Performance of routing is severely degraded when misbehaving nodes drop packets instead of properly forwarding them. In this paper, we propose a Game-Theoretic Adaptive Multipath Routing (GTAMR) protocol to detect and punish selfish or malicious nodes which try to drop information packets in routing phase and defend against collaborative attacks in which nodes try to disrupt communication or save their power. Our proposed algorithm outranks previous schemes because it is resilient against attacks in which more than one node coordinate their misbehavior and can be used in networks which wireless nodes use directional antennas. We then propose a game theoretic strategy, ERTFT, for nodes to promote cooperation. In comparison with other proposed TFT-like strategies, ours is resilient to systematic errors in detection of selfish nodes and does not lead to unending death spirals.

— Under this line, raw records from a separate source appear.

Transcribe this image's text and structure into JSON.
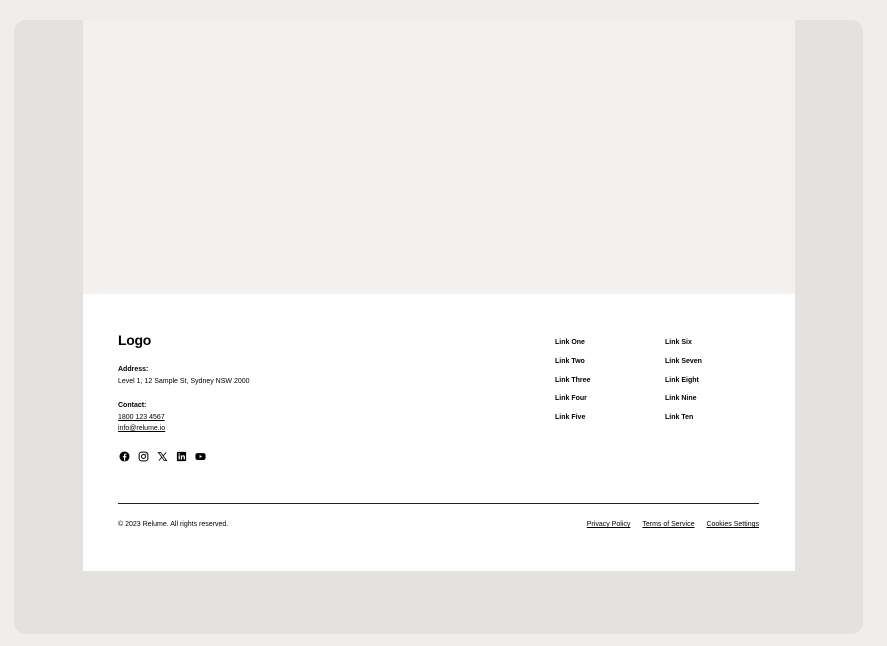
{
  "footer": {
    "logo": "Logo",
    "address_label": "Address:",
    "address_value": "Level 1, 12 Sample St, Sydney NSW 2000",
    "contact_label": "Contact:",
    "phone": "1800 123 4567",
    "email": "info@relume.io",
    "social_icons": [
      "facebook-icon",
      "instagram-icon",
      "x-icon",
      "linkedin-icon",
      "youtube-icon"
    ],
    "links_col1": [
      "Link One",
      "Link Two",
      "Link Three",
      "Link Four",
      "Link Five"
    ],
    "links_col2": [
      "Link Six",
      "Link Seven",
      "Link Eight",
      "Link Nine",
      "Link Ten"
    ],
    "copyright": "© 2023 Relume. All rights reserved.",
    "legal": [
      "Privacy Policy",
      "Terms of Service",
      "Cookies Settings"
    ]
  }
}
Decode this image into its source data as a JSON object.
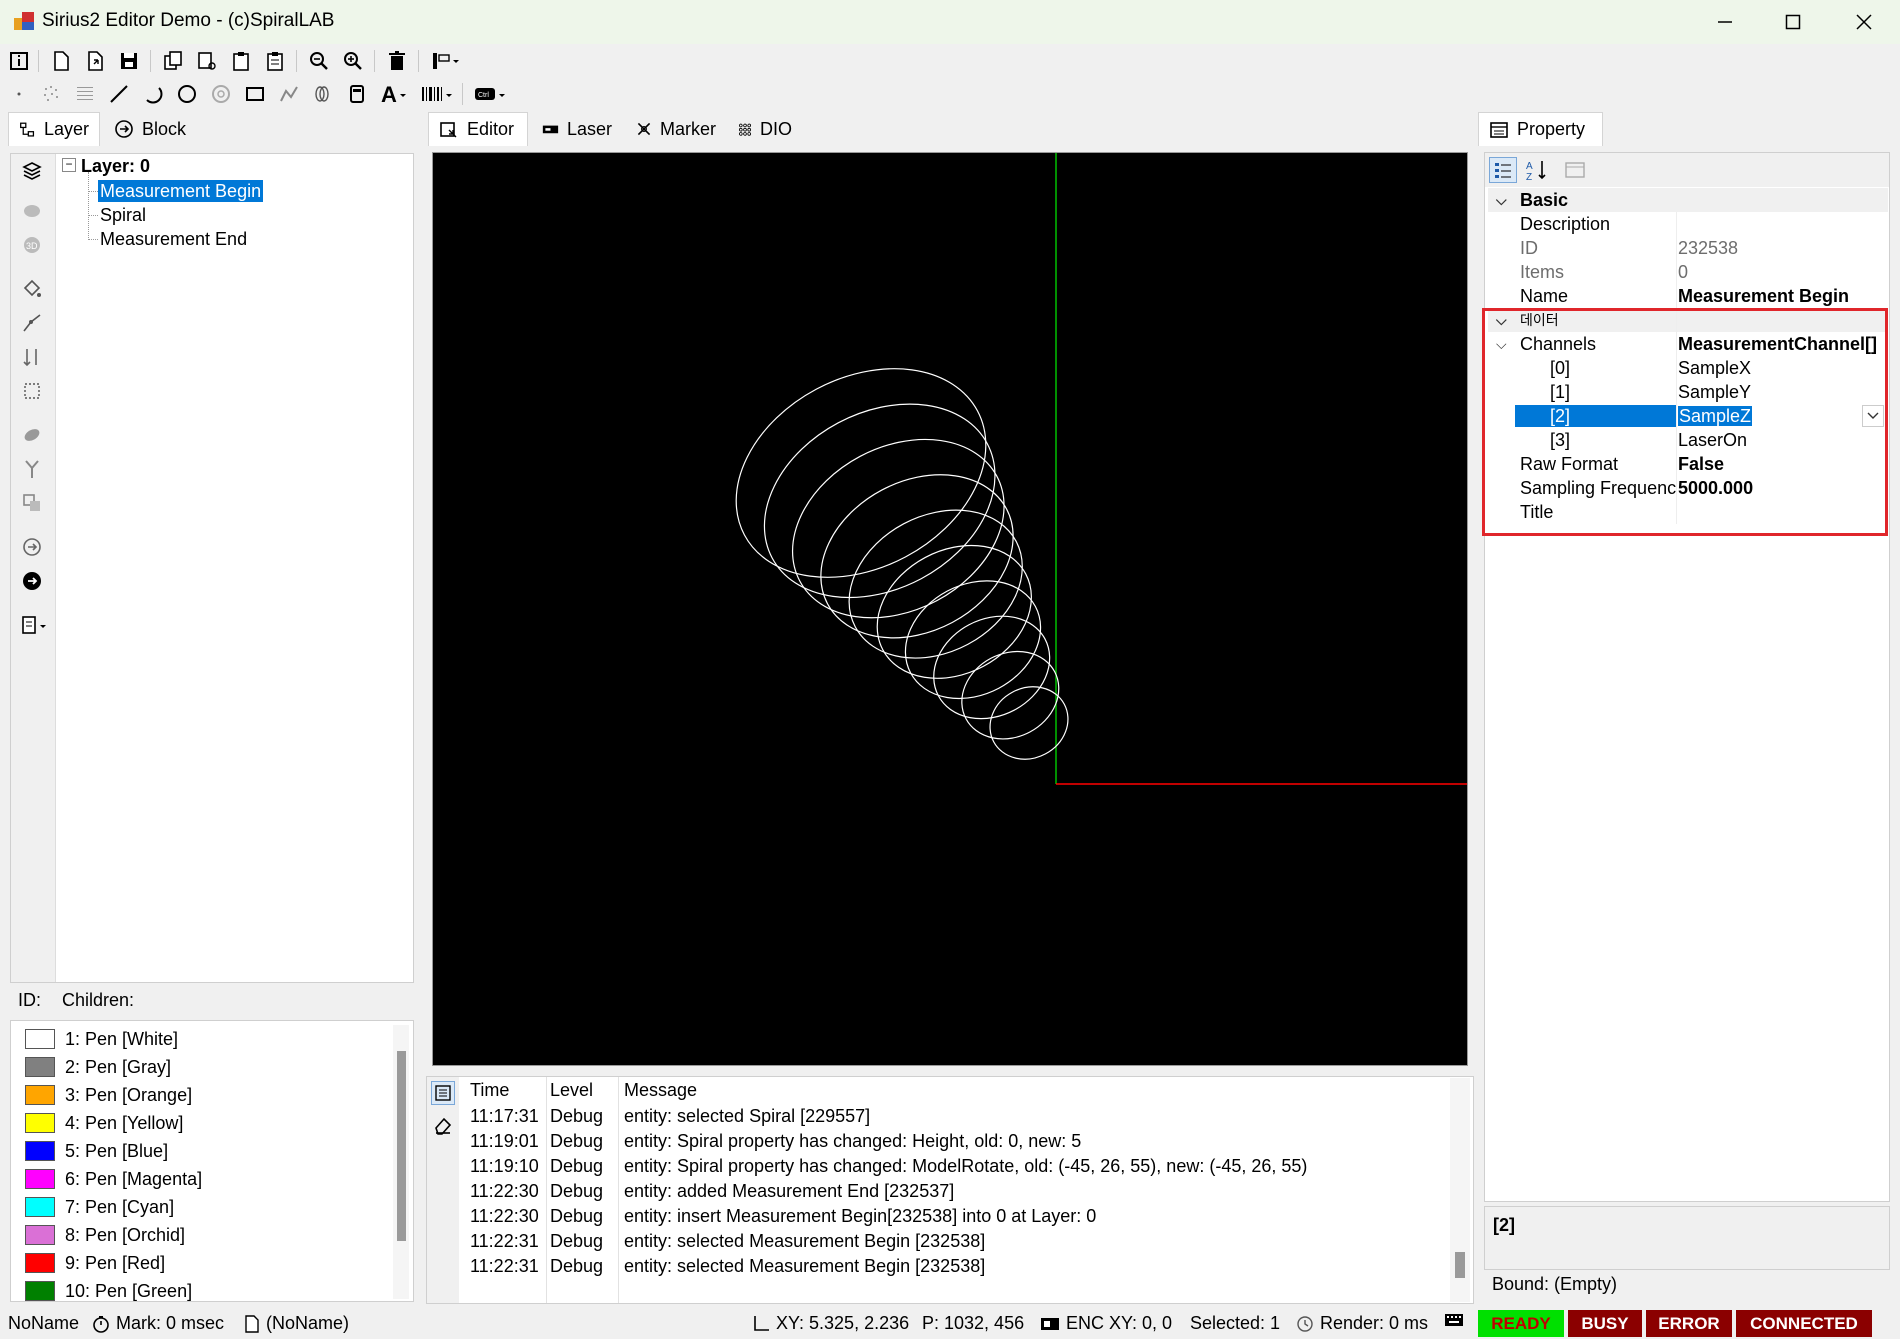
{
  "window": {
    "title": "Sirius2 Editor Demo - (c)SpiralLAB",
    "minimize_glyph": "—",
    "maximize_glyph": "☐",
    "close_glyph": "✕"
  },
  "left_tabs": [
    {
      "label": "Layer"
    },
    {
      "label": "Block"
    }
  ],
  "tree": {
    "root": "Layer: 0",
    "items": [
      "Measurement Begin",
      "Spiral",
      "Measurement End"
    ],
    "selected_index": 0
  },
  "info_bar": {
    "id_label": "ID:",
    "children_label": "Children:"
  },
  "pens": [
    {
      "label": "1: Pen [White]",
      "color": "#ffffff"
    },
    {
      "label": "2: Pen [Gray]",
      "color": "#808080"
    },
    {
      "label": "3: Pen [Orange]",
      "color": "#ffa500"
    },
    {
      "label": "4: Pen [Yellow]",
      "color": "#ffff00"
    },
    {
      "label": "5: Pen [Blue]",
      "color": "#0000ff"
    },
    {
      "label": "6: Pen [Magenta]",
      "color": "#ff00ff"
    },
    {
      "label": "7: Pen [Cyan]",
      "color": "#00ffff"
    },
    {
      "label": "8: Pen [Orchid]",
      "color": "#da70d6"
    },
    {
      "label": "9: Pen [Red]",
      "color": "#ff0000"
    },
    {
      "label": "10: Pen [Green]",
      "color": "#008000"
    }
  ],
  "center_tabs": [
    {
      "label": "Editor"
    },
    {
      "label": "Laser"
    },
    {
      "label": "Marker"
    },
    {
      "label": "DIO"
    }
  ],
  "canvas": {
    "background": "#000000",
    "axis_y_color": "#00c000",
    "axis_x_color": "#ff0000",
    "shape_color": "#ffffff"
  },
  "log": {
    "headers": {
      "time": "Time",
      "level": "Level",
      "message": "Message"
    },
    "rows": [
      {
        "time": "11:17:31",
        "level": "Debug",
        "message": "entity: selected Spiral [229557]"
      },
      {
        "time": "11:19:01",
        "level": "Debug",
        "message": "entity: Spiral property has changed: Height, old: 0, new: 5"
      },
      {
        "time": "11:19:10",
        "level": "Debug",
        "message": "entity: Spiral property has changed: ModelRotate, old: (-45, 26, 55), new: (-45, 26, 55)"
      },
      {
        "time": "11:22:30",
        "level": "Debug",
        "message": "entity: added Measurement End [232537]"
      },
      {
        "time": "11:22:30",
        "level": "Debug",
        "message": "entity: insert Measurement Begin[232538] into 0 at Layer: 0"
      },
      {
        "time": "11:22:31",
        "level": "Debug",
        "message": "entity: selected Measurement Begin [232538]"
      },
      {
        "time": "11:22:31",
        "level": "Debug",
        "message": "entity: selected Measurement Begin [232538]"
      }
    ]
  },
  "property": {
    "tab_label": "Property",
    "basic": {
      "category": "Basic",
      "rows": [
        {
          "key": "Description",
          "value": ""
        },
        {
          "key": "ID",
          "value": "232538"
        },
        {
          "key": "Items",
          "value": "0"
        },
        {
          "key": "Name",
          "value": "Measurement Begin"
        }
      ]
    },
    "data": {
      "category": "데이터",
      "channels_key": "Channels",
      "channels_value": "MeasurementChannel[]",
      "channels": [
        {
          "key": "[0]",
          "value": "SampleX"
        },
        {
          "key": "[1]",
          "value": "SampleY"
        },
        {
          "key": "[2]",
          "value": "SampleZ"
        },
        {
          "key": "[3]",
          "value": "LaserOn"
        }
      ],
      "selected_channel": 2,
      "rows": [
        {
          "key": "Raw Format",
          "value": "False"
        },
        {
          "key": "Sampling Frequenc",
          "value": "5000.000"
        },
        {
          "key": "Title",
          "value": ""
        }
      ]
    },
    "description_title": "[2]",
    "bound_label": "Bound: (Empty)",
    "highlight_color": "#e0262b"
  },
  "status": {
    "name": "NoName",
    "mark": "Mark: 0 msec",
    "doc": "(NoName)",
    "xy": "XY: 5.325, 2.236",
    "p": "P: 1032, 456",
    "enc": "ENC XY: 0, 0",
    "selected": "Selected: 1",
    "render": "Render: 0 ms",
    "ready": {
      "label": "READY",
      "color": "#00e000",
      "text_color": "#c00000"
    },
    "busy": {
      "label": "BUSY",
      "color": "#8b0000"
    },
    "error": {
      "label": "ERROR",
      "color": "#8b0000"
    },
    "connected": {
      "label": "CONNECTED",
      "color": "#8b0000"
    }
  }
}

Security techniques have been designed to obtain certain objectives. One of the most important objectives all security mechanisms try to achieve is the availability, which insures that network services are available to various entities in the network when required. But there has not been any certain parameter to measure this objective in network. In this paper we consider availability as a security parameter in ad-hoc networks. However this parameter can be used in other networks as well. We also present the connectivity coefficient of nodes in a network which shows how important is a node in a network and how much damage is caused if a certain node is compromised.